|ALVIN D. ESNAULT,
JOHN SUTHERS; DONA ZAVISLAN; JEFF REVORD; SCOTT DUDEN; ROBERT FURLONG, each in their individual capacity, singularly, jointly and severally,
Plaintiff-appellant Alvin Esnault, Jr., appeals from the district court's rulings dismissing civil rights claims arising out of his termination from the religious diet program at the Sterling Correctional Facility. His complaint alleged violations of his First Amendment right to the free exercise of his religion and his Eighth Amendment right to be free of cruel and unusual punishment, and sought both injunctive relief and monetary damages. He was later allowed to amend his complaint to include claims under the Religious Land Use and Institutionalized Persons Act and a Colorado statute. Defendants filed a motion to dismiss, which the magistrate judge converted into a motion for summary judgment. After briefing, the magistrate judge issued her recommendation to dismiss all of plaintiff's claims except his injunctive claims against defendants Furlong and Zavislan. The parties were given ten days to file objections.
Plaintiff failed to timely file objections to the magistrate judge's April 16, 2002, recommendation. Defendants did object within the deadline, contending that any equitable claims remaining should be dismissed as moot because plaintiff had been reinstated to the religious diet program several months earlier. On May 6, 2002, the district court issued its first order, noting plaintiff's failure to file timely objections, and dismissing all claims except the injunctive claims against defendants Furlong and Zavislan. As to these claims, the district court allowed plaintiff another ten-day period to file objections to defendants' argument that the claims should be dismissed as moot. On May 9, 2002, plaintiff filed both objections to the magistrate judge's recommendation and a response to the defendants' objections. After reviewing plaintiff's objections as to the remaining equitable claims de novo, the district court dismissed those claims on mootness grounds.
On appeal, plaintiff challenges the district court's rulings on all of his claims. We have jurisdiction over this appeal by virtue of 28 U.S.C. § 1291. Our review, however, is limited to the district court's dismissal of plaintiff's injunctive claims against defendants Furlong and Zavislan. Because plaintiff did not timely file objections to the magistrate judge's recommendation, and because he does not demonstrate just cause for his untimeliness, he has waived appellate review of those issues and arguments. See Moore v. United States, 950 F.2d 656, 659 (10th Cir. 1991). We review de novo the district court's dismissal of plaintiff's injunctive claims as moot, "as a matter of federal jurisdiction." F.E.R. v. Valdez, 58 F.3d 1530, 1532-33 (10th Cir. 1995).
Plaintiff does not present arguments on the district court's ruling that his injunctive claims are moot. He does contend that the district court abused its discretion in failing to rule on his motion for injunctive relief for over a year, and requests a reimbursement of funds in connection with his suit. These arguments lack merit. Further, our de novo review of the record on appeal leads us to agree with the district court's conclusion that the injunctive claims were mooted by plaintiff's reinstatement to the religious diet program. Therefore, the district court correctly dismissed these claims. The judgment of the United States District Court for the District of Coloradois AFFIRMED.

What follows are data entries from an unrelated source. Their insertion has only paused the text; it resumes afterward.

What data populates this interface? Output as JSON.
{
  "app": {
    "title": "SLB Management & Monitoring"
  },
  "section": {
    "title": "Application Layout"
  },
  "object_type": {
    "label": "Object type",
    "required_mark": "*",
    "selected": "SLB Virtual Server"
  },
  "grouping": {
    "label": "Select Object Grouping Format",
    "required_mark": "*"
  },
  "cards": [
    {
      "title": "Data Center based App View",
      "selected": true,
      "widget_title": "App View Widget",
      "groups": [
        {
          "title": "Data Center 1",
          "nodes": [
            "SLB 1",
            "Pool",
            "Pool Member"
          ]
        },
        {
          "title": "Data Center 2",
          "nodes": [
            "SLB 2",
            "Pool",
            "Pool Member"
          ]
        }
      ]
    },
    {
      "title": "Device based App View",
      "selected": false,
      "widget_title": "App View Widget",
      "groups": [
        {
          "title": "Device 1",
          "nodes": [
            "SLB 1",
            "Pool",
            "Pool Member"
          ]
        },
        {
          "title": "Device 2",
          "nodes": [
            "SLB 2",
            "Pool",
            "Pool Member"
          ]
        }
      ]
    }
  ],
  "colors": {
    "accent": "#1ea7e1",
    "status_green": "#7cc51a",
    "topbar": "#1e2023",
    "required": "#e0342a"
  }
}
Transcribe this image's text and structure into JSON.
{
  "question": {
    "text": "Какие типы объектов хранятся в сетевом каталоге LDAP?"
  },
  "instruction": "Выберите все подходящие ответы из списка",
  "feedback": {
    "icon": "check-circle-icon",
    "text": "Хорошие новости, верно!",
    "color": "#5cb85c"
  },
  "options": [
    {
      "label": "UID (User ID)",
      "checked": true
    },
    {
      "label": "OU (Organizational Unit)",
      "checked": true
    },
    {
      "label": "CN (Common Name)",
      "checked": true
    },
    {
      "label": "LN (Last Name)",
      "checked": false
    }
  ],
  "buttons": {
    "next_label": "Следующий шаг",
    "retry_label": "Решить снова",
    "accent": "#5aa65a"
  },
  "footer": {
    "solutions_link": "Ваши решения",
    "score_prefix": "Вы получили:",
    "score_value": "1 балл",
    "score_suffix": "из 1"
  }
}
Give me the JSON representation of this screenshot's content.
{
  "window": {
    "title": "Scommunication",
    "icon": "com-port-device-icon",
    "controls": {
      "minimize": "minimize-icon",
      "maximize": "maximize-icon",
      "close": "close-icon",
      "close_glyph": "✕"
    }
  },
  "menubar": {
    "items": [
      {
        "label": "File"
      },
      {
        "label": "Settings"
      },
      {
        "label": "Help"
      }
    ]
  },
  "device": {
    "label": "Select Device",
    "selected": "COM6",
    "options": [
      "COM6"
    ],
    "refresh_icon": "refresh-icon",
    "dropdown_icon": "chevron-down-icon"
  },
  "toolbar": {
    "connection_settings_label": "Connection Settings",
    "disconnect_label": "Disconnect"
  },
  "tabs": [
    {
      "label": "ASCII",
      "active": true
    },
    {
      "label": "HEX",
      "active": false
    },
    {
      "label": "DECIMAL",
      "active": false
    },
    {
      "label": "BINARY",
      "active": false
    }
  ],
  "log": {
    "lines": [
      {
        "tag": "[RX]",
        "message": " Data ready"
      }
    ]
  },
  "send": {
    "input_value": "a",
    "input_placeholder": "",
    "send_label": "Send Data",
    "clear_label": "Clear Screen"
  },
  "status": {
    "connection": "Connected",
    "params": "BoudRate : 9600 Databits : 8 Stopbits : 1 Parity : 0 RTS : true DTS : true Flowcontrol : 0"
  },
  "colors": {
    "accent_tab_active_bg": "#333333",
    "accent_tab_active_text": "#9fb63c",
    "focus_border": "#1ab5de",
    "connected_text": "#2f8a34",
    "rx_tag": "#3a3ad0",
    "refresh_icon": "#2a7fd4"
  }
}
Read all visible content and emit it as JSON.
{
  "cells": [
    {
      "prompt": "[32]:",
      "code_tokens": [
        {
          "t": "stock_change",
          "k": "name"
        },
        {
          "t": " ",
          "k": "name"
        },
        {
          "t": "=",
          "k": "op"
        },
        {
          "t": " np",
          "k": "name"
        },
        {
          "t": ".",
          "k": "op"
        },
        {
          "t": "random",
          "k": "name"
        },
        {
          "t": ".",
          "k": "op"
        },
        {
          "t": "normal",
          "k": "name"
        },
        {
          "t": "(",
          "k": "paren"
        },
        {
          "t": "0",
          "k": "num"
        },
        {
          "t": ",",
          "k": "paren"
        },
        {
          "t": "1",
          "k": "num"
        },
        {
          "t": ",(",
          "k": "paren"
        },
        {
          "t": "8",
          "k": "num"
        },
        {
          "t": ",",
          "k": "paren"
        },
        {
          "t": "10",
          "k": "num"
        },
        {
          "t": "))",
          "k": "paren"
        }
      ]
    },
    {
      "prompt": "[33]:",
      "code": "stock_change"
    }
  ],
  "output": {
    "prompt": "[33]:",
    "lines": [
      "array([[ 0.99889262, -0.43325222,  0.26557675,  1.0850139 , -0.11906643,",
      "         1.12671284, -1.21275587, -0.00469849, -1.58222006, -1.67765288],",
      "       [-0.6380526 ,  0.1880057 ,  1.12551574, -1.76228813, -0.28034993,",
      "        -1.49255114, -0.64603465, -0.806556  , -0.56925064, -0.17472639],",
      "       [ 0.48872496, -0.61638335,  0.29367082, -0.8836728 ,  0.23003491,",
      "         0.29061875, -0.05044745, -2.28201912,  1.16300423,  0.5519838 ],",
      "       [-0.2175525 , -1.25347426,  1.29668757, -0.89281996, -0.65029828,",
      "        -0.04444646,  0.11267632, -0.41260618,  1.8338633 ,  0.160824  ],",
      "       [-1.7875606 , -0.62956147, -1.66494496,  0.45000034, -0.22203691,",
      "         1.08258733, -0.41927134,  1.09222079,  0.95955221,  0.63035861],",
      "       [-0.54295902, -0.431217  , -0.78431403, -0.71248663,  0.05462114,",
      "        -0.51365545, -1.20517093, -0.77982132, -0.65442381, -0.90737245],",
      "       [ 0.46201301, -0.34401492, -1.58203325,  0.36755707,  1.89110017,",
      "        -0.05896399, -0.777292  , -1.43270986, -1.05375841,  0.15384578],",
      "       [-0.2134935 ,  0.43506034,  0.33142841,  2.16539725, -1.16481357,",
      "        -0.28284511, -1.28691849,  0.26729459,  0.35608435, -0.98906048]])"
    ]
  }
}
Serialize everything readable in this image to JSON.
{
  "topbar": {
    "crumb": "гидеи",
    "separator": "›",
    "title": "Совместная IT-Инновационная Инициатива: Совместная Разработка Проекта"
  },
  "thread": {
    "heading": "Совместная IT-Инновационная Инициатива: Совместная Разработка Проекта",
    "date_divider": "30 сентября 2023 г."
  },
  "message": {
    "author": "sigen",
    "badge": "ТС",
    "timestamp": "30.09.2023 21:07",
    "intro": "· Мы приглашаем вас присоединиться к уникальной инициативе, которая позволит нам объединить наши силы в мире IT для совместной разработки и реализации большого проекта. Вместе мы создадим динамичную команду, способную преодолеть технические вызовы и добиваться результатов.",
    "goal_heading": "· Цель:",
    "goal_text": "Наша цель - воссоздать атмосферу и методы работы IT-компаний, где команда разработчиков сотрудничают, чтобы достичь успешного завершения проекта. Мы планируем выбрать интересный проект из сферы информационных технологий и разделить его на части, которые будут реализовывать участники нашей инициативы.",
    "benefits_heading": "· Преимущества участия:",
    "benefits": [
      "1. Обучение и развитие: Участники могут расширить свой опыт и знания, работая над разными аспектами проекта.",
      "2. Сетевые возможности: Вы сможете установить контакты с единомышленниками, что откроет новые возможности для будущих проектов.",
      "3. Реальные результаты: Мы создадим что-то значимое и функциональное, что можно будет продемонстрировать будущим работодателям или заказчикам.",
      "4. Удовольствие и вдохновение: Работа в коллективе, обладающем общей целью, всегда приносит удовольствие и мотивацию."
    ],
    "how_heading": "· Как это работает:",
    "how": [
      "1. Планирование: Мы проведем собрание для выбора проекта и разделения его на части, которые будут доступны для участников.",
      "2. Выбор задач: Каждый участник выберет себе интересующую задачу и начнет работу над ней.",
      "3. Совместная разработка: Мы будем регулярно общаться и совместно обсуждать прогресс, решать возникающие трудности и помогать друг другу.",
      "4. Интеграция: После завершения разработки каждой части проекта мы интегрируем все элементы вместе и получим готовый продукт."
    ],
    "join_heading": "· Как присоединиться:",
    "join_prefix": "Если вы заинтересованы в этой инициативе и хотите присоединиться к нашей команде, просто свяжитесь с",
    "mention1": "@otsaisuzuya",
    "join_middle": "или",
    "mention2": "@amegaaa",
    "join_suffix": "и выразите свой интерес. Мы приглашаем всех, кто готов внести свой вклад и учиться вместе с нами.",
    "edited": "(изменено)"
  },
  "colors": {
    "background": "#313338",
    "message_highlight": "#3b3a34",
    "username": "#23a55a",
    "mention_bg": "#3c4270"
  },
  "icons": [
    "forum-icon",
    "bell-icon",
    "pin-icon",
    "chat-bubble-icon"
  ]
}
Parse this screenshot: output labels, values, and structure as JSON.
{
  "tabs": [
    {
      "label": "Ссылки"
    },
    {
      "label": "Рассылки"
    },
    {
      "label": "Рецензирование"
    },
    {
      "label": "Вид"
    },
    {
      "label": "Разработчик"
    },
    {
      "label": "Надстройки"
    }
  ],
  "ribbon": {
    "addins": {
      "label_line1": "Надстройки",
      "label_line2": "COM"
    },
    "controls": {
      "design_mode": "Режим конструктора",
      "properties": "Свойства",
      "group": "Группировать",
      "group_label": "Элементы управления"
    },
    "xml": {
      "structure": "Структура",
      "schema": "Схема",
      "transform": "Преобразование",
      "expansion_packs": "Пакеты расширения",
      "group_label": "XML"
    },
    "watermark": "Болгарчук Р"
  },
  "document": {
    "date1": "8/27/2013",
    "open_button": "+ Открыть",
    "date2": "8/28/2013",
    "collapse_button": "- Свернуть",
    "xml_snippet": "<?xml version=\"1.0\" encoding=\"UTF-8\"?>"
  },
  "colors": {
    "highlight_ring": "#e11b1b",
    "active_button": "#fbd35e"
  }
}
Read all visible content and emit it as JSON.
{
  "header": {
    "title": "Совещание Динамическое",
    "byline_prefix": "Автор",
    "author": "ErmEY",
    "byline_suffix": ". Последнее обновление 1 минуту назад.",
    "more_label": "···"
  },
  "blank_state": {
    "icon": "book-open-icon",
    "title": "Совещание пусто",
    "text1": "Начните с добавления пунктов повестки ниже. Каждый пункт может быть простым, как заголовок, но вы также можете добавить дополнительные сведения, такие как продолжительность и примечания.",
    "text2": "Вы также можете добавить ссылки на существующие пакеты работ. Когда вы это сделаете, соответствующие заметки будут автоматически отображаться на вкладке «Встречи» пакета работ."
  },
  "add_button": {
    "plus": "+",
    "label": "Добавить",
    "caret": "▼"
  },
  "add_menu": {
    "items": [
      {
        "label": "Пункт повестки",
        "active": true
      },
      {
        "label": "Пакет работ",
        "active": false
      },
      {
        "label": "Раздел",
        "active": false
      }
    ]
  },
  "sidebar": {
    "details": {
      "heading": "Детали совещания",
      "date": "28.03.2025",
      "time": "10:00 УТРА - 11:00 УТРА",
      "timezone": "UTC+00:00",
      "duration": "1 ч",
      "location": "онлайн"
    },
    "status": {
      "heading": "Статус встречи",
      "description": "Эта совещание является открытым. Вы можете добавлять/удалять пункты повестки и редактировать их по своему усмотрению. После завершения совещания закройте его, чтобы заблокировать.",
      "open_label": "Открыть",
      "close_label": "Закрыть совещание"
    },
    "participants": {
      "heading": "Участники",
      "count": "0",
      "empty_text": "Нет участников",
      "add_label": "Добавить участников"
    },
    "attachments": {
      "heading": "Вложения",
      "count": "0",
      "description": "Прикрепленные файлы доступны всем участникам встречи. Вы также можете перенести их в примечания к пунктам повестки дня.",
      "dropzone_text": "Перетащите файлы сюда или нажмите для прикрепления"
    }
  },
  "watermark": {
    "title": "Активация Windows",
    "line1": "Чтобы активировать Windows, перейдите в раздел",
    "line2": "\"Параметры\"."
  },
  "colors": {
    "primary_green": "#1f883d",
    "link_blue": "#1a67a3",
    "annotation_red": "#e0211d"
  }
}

Entered for the Court
Monroe G. McKay
*. This order and judgment is not binding precedent, except under the doctrines of law of the case, res judicata, and collateral estoppel. The court generally disfavors the citation of orders and judgments; nevertheless, an order and judgment may be cited under the terms and conditions of 10th Cir. R. 36.3.